Wednesday, September 9, 2015

Lecompton Capital of Kansas

Located on Highway 40 between Topeka and Lawrence, is the little town of Lecompton. The town may be small, but it packs a lot of history. Today, we stopped at the historical marker along Highway 40. We will revisit this little town to visit the "Constitution Hall" which is where the "Lecompton Constitution" was drafted.

photo by Kevin Surbaugh

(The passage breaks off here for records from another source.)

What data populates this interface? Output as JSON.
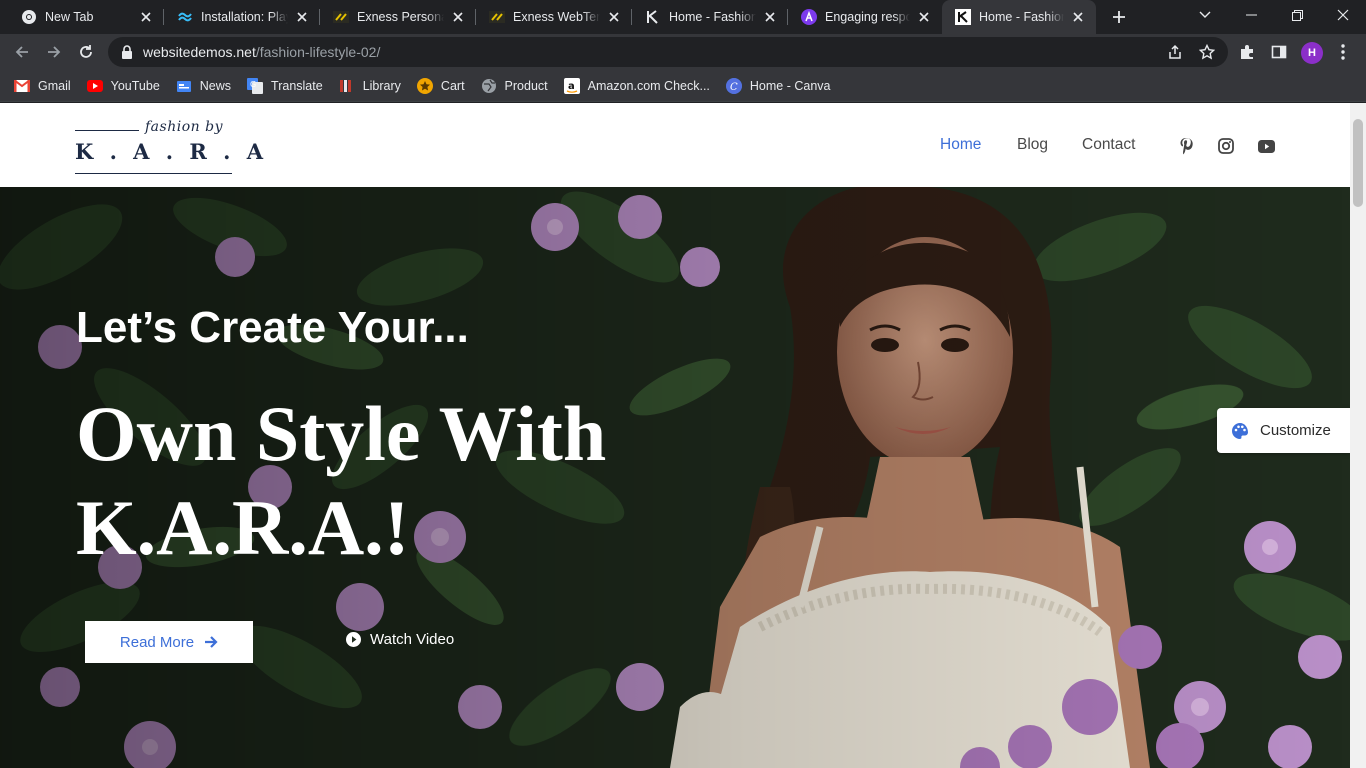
{
  "browser": {
    "tabs": [
      {
        "title": "New Tab",
        "icon": "chrome-icon"
      },
      {
        "title": "Installation: Play Console",
        "icon": "tailwind-icon"
      },
      {
        "title": "Exness Personal Area",
        "icon": "exness-icon"
      },
      {
        "title": "Exness WebTerminal",
        "icon": "exness-icon"
      },
      {
        "title": "Home - Fashion Lifestyle",
        "icon": "k-icon"
      },
      {
        "title": "Engaging responses",
        "icon": "arc-icon"
      },
      {
        "title": "Home - Fashion Lifestyle",
        "icon": "k-icon",
        "active": true
      }
    ],
    "url_domain": "websitedemos.net",
    "url_path": "/fashion-lifestyle-02/",
    "profile_initial": "H",
    "bookmarks": [
      {
        "label": "Gmail",
        "icon": "gmail-icon"
      },
      {
        "label": "YouTube",
        "icon": "youtube-icon"
      },
      {
        "label": "News",
        "icon": "news-icon"
      },
      {
        "label": "Translate",
        "icon": "translate-icon"
      },
      {
        "label": "Library",
        "icon": "library-icon"
      },
      {
        "label": "Cart",
        "icon": "cart-icon"
      },
      {
        "label": "Product",
        "icon": "globe-icon"
      },
      {
        "label": "Amazon.com Check...",
        "icon": "amazon-icon"
      },
      {
        "label": "Home - Canva",
        "icon": "canva-icon"
      }
    ]
  },
  "site": {
    "logo": {
      "script": "fashion by",
      "word": "K . A . R . A"
    },
    "nav": [
      {
        "label": "Home",
        "active": true
      },
      {
        "label": "Blog"
      },
      {
        "label": "Contact"
      }
    ],
    "social_icons": [
      "pinterest-icon",
      "instagram-icon",
      "youtube-icon"
    ],
    "hero": {
      "subtitle": "Let’s Create Your...",
      "title_line1": "Own Style With",
      "title_line2": "K.A.R.A.!",
      "primary_button": "Read More",
      "secondary_button": "Watch Video"
    },
    "customize_label": "Customize"
  },
  "colors": {
    "accent": "#3d6fd8",
    "logo": "#1d2a44",
    "chrome_dark": "#202124",
    "chrome_toolbar": "#35363a"
  }
}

In 1855, the new town of Lecompton was named the capital of Kansas Territory. President James Buchanan appointed a governor and officials to establish government offices in Lecompton, and construction began on an elegant capitol building. In the fall of 1857 a convention met in Constitution Hall and drafted the famous Lecompton Constitution, which would have admitted Kansas as a slave state. The constitution was rejected after intense national debate and was one of the prime topics of the Lincoln-Douglas debates. The controversy contributed to the growing dispute soon to erupt in civil war. The Lecompton Constitution failed, in part, because the antislavery party won control of the territorial legislature in the election of 1857. The new legislature met in Constitution Hall, now a National Historic Landmark, and immediately began to abolish the proslavery laws. The victorious free-state leaders chose Topeka as capital when Kansas became a state in 1861.

Erected by
Kansas Historical Society and Department of Transportation
photo by Kevin Surbaugh

the roadside rest area at the intersection of US Highway 40 and E 600th Road.

Handicapped Accessibility:
The parking in front of the marker is paved and it can be viewed from the car, so it is fairly accessible.

No comments:

Post a Comment

The Baldwin City Gazette welcomes your comments, as long as they are on topic and remain respectful to others. Please no anonymous comments. Comments containing advertising will be marked as spam, this includes links.